## Action item
Go through the entries, filter for the word "screenshot", and copy every line that has it.

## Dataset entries
----------------------------------------
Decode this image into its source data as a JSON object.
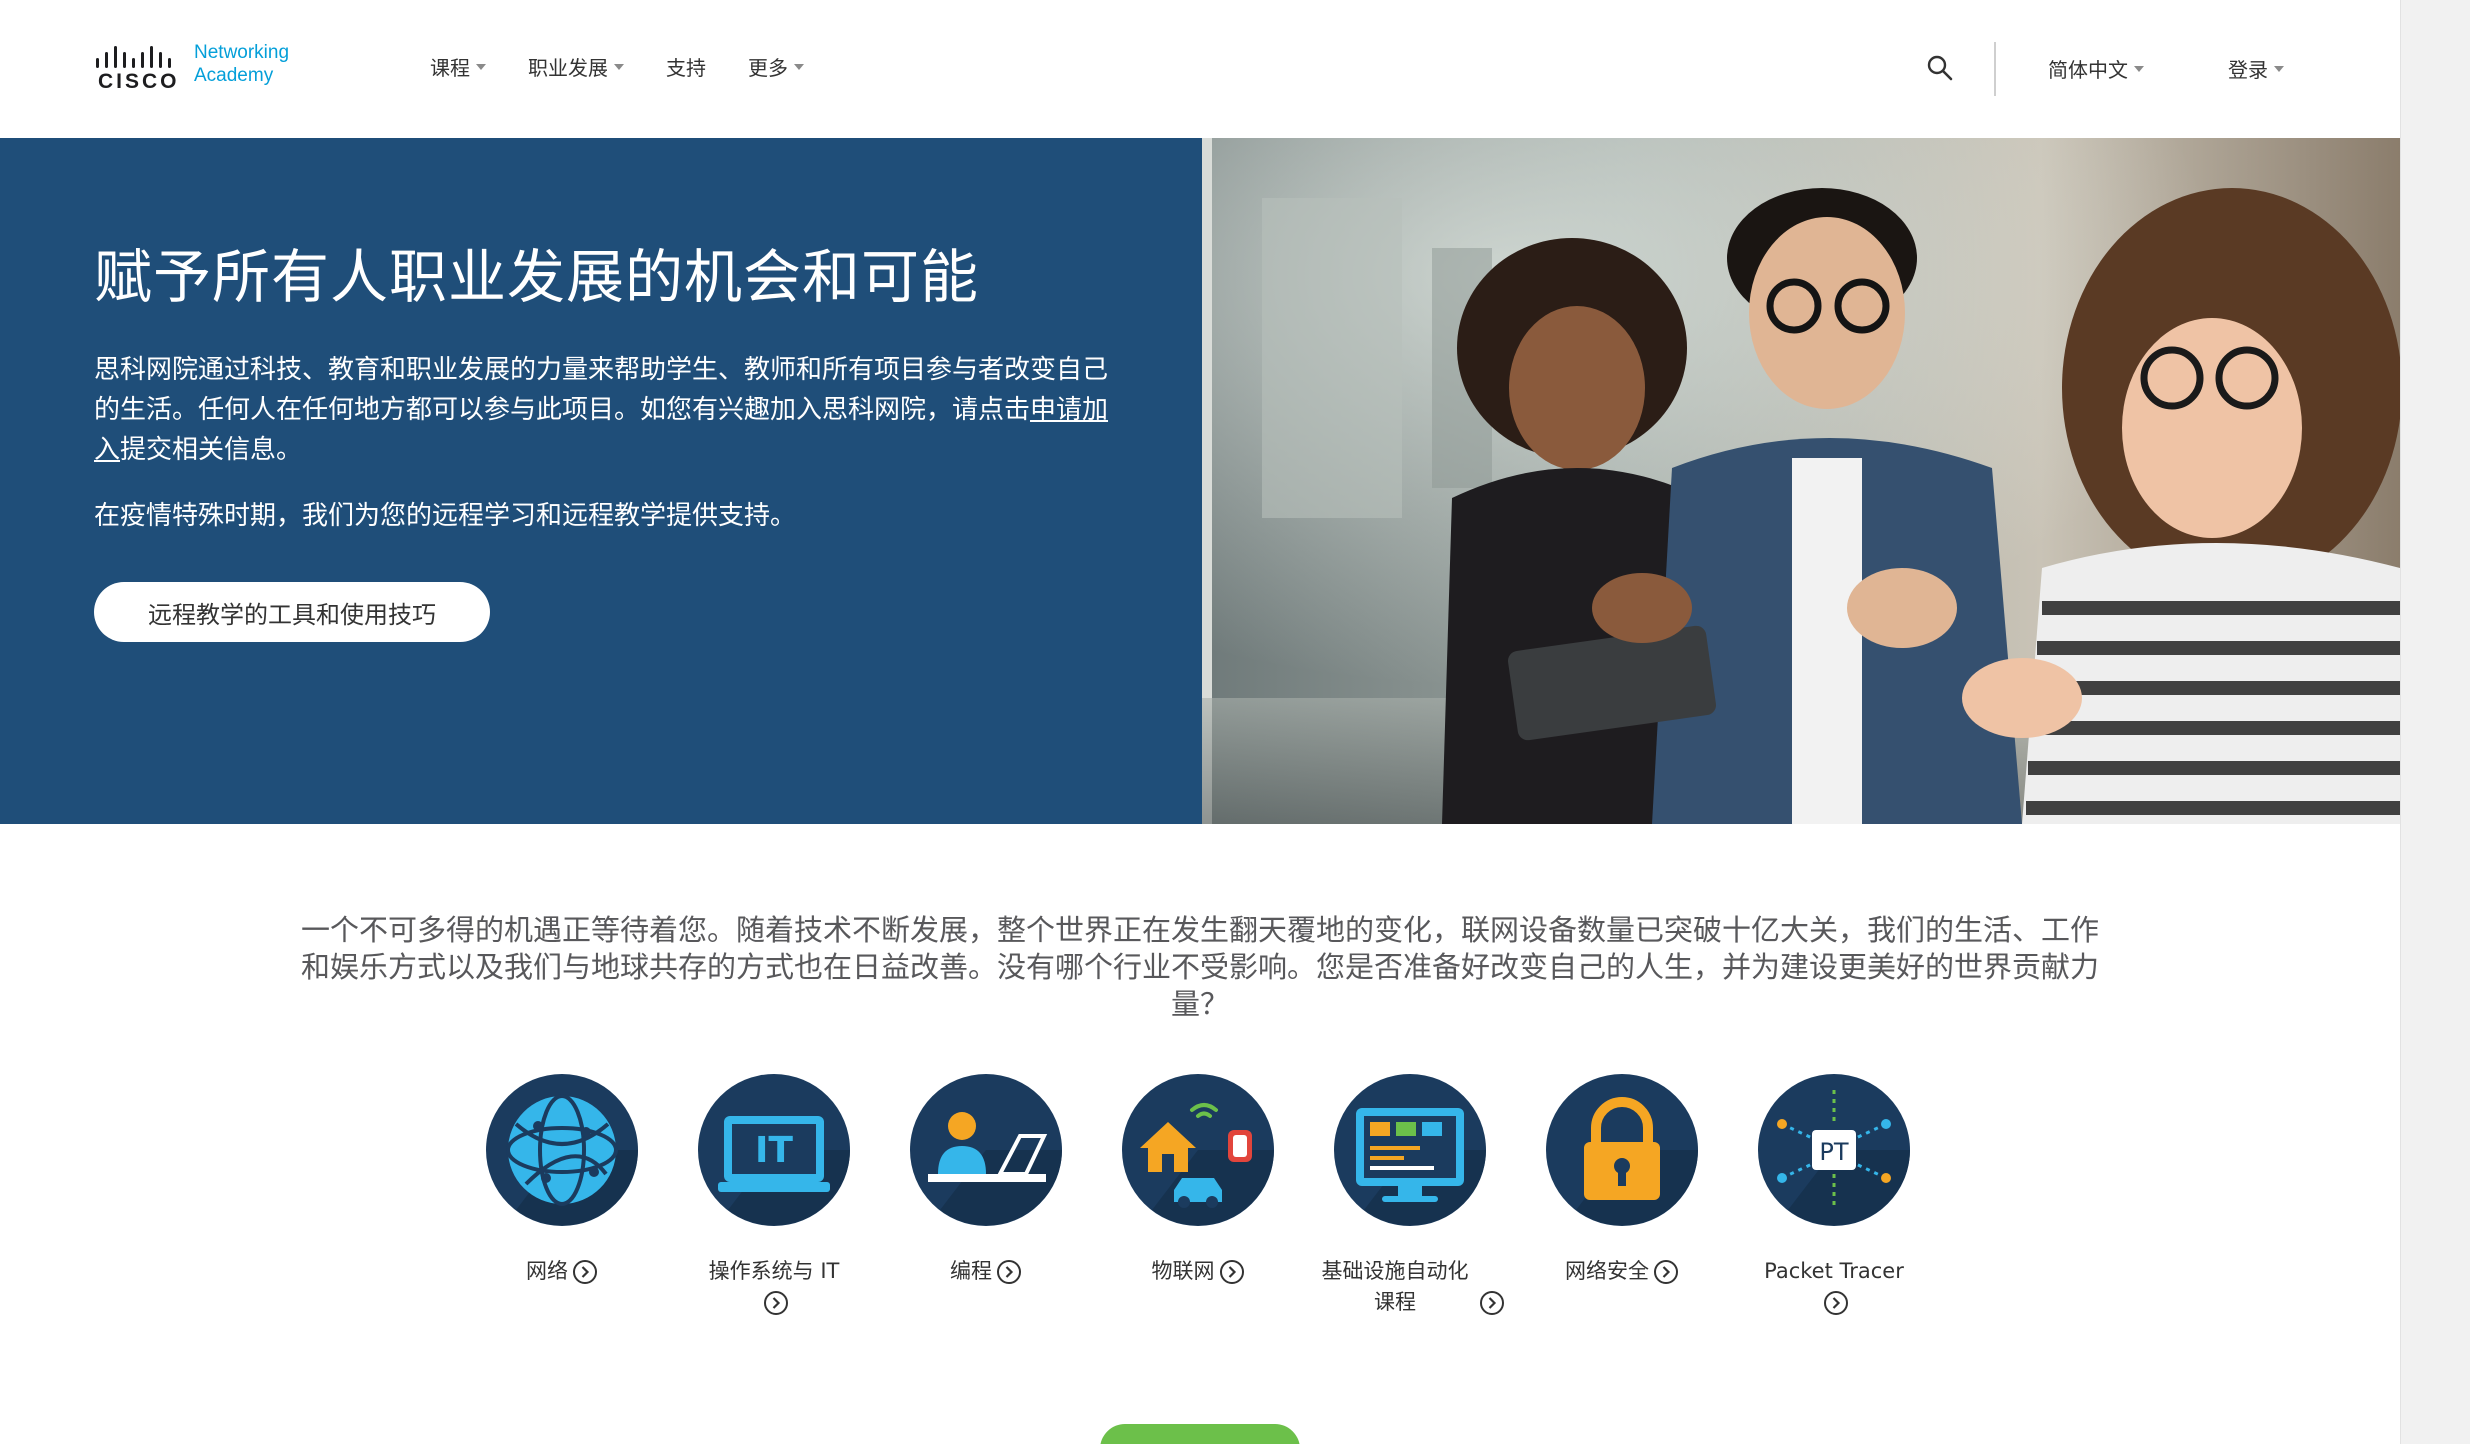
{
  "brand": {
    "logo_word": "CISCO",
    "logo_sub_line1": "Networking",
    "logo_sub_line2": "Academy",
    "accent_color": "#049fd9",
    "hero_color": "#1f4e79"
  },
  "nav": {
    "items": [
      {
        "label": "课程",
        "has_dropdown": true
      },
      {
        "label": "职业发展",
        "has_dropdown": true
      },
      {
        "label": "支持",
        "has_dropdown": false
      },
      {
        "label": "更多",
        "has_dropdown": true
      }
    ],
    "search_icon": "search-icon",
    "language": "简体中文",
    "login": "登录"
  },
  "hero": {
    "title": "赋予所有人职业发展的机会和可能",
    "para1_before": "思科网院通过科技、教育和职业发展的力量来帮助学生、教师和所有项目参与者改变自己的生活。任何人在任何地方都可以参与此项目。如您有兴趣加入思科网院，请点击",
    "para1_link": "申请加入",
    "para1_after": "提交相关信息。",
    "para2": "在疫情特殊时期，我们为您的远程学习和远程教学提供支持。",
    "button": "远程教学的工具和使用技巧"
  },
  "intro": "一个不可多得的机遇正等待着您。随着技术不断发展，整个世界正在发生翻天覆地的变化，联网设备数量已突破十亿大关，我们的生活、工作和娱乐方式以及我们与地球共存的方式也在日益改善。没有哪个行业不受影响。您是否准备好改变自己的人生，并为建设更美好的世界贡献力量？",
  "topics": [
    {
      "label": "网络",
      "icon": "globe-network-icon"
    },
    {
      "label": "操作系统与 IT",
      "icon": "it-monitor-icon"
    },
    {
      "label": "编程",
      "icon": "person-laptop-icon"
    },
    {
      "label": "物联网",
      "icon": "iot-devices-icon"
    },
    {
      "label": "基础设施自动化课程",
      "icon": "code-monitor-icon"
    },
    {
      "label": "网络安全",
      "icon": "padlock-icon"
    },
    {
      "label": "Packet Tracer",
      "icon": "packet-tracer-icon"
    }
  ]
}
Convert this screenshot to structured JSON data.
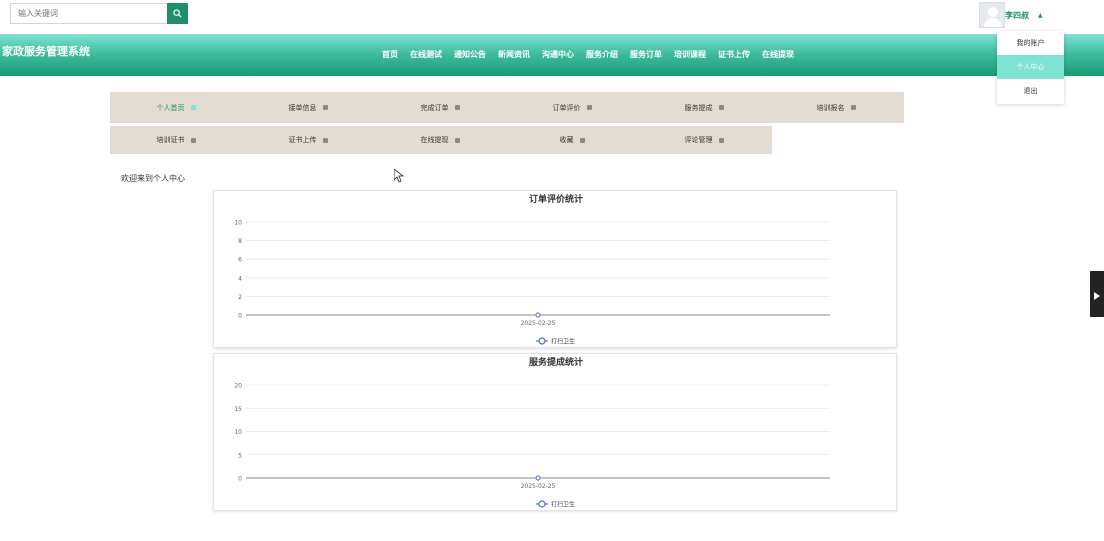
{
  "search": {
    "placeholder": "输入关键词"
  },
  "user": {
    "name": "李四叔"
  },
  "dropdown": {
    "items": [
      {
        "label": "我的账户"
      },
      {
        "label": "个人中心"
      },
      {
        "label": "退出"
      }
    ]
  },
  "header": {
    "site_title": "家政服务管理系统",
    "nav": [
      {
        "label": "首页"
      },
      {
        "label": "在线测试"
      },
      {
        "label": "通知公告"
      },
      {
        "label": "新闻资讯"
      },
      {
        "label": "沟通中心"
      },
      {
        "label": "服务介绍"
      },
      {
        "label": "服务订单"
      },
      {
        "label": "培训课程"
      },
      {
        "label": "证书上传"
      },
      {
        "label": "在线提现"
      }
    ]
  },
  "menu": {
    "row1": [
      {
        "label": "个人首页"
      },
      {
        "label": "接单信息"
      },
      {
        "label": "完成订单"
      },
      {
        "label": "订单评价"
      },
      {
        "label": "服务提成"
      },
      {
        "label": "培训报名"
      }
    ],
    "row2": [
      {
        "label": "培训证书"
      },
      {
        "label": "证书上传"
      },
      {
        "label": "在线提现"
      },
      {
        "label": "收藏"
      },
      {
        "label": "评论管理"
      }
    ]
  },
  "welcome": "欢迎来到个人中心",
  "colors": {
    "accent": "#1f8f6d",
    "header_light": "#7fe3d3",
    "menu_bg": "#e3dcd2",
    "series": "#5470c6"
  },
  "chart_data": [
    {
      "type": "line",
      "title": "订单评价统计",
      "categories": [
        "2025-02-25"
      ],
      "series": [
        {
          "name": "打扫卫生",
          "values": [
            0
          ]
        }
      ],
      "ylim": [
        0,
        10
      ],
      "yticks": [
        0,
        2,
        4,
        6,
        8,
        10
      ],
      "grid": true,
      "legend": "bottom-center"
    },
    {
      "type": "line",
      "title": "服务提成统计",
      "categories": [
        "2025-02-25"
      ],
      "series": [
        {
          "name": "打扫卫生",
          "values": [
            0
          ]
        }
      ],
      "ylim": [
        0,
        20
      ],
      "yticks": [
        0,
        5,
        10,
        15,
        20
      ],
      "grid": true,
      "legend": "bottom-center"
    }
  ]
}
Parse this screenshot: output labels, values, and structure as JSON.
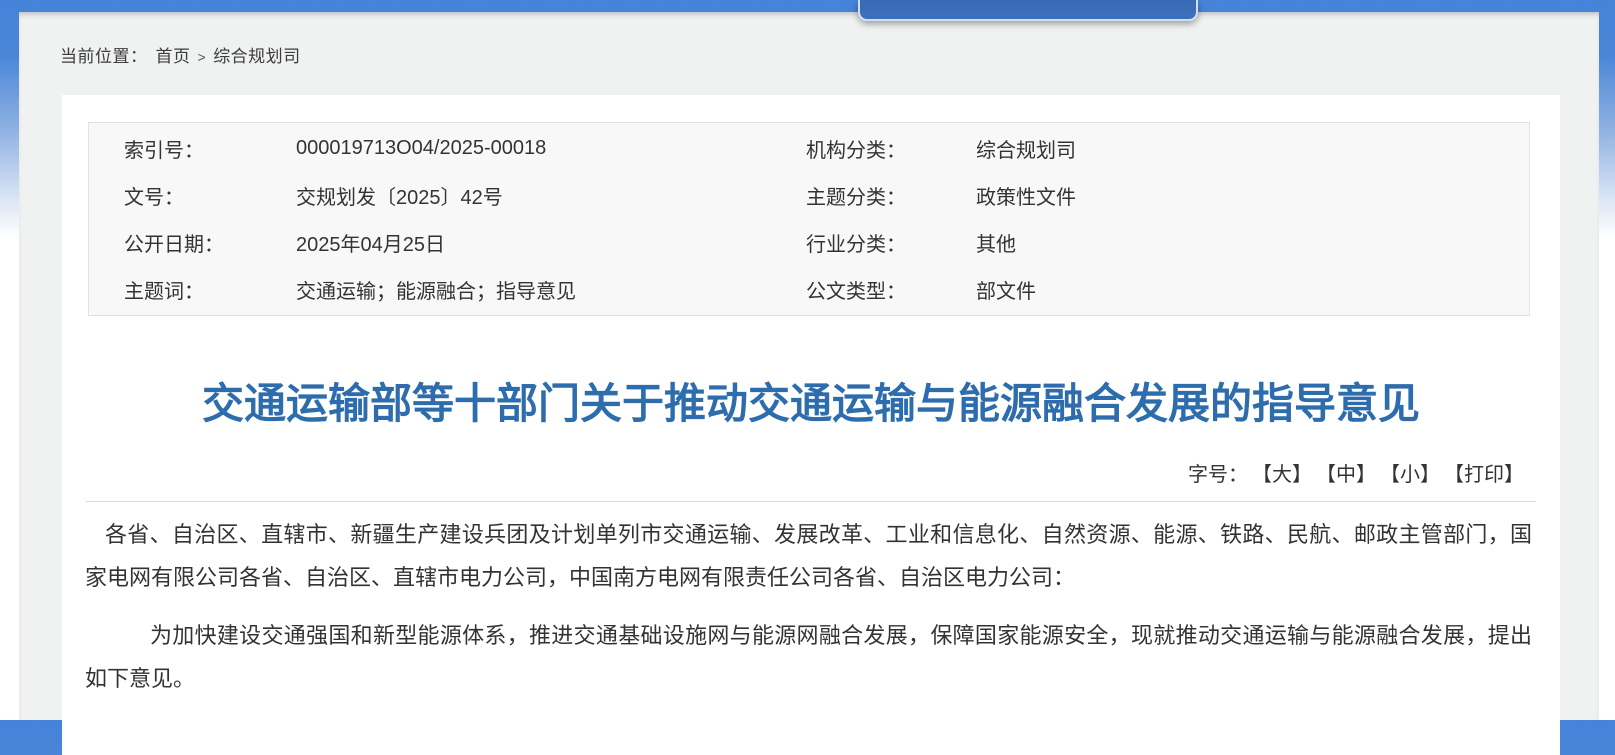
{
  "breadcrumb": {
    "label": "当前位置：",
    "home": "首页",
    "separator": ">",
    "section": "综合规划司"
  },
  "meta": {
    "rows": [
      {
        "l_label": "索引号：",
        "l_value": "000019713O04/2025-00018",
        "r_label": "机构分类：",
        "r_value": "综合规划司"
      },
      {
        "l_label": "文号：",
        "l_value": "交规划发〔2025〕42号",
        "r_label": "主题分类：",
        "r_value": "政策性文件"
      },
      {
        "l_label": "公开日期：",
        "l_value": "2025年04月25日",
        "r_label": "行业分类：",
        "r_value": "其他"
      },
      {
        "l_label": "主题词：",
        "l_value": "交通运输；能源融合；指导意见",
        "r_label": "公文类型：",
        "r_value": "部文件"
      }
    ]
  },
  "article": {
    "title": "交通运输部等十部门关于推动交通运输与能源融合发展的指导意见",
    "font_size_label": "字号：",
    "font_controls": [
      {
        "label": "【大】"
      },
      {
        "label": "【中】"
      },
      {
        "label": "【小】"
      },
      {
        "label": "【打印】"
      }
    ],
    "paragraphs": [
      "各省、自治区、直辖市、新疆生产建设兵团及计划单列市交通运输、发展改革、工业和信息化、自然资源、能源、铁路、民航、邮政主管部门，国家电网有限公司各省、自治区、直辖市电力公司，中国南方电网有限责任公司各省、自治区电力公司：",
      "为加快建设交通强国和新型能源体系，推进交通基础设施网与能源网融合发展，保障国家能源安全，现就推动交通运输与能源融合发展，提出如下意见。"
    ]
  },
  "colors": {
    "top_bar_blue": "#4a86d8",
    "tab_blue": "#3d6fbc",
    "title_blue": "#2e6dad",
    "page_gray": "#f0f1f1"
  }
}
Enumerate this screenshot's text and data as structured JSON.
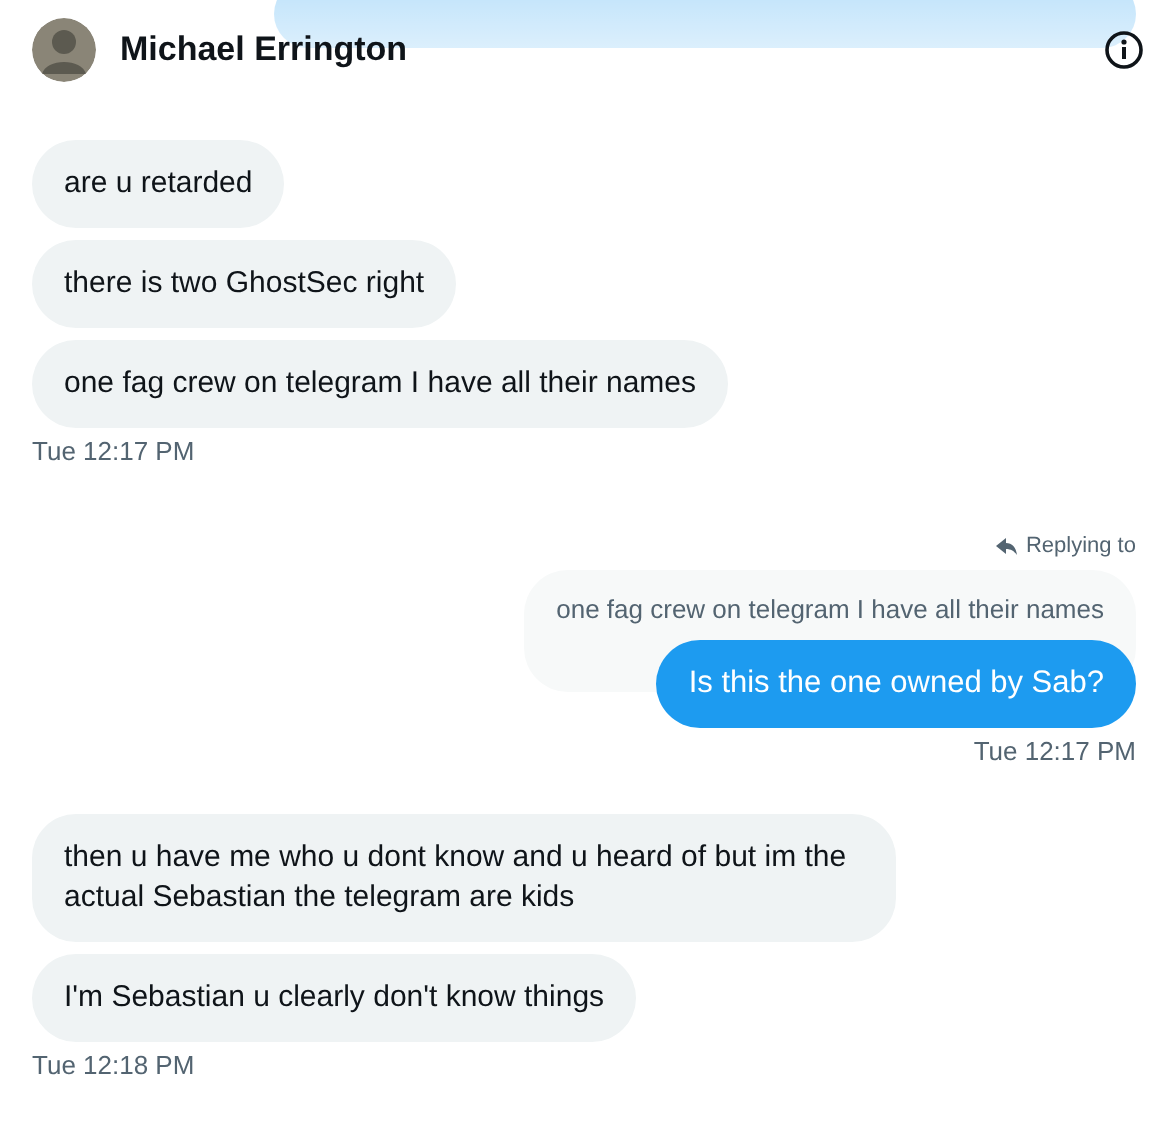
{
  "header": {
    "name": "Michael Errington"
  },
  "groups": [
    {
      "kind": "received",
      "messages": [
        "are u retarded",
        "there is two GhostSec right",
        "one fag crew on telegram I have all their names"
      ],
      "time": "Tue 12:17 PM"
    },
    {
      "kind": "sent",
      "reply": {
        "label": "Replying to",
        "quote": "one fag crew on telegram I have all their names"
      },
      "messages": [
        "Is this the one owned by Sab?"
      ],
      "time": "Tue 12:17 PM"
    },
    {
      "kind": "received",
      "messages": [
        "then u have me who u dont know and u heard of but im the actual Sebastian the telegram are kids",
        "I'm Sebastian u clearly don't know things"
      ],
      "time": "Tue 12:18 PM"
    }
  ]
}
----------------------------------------
## Result of the task
Convert this screenshot to structured JSON data.
Parse this screenshot: output labels, values, and structure as JSON.
Enumerate this screenshot's text and data as structured JSON.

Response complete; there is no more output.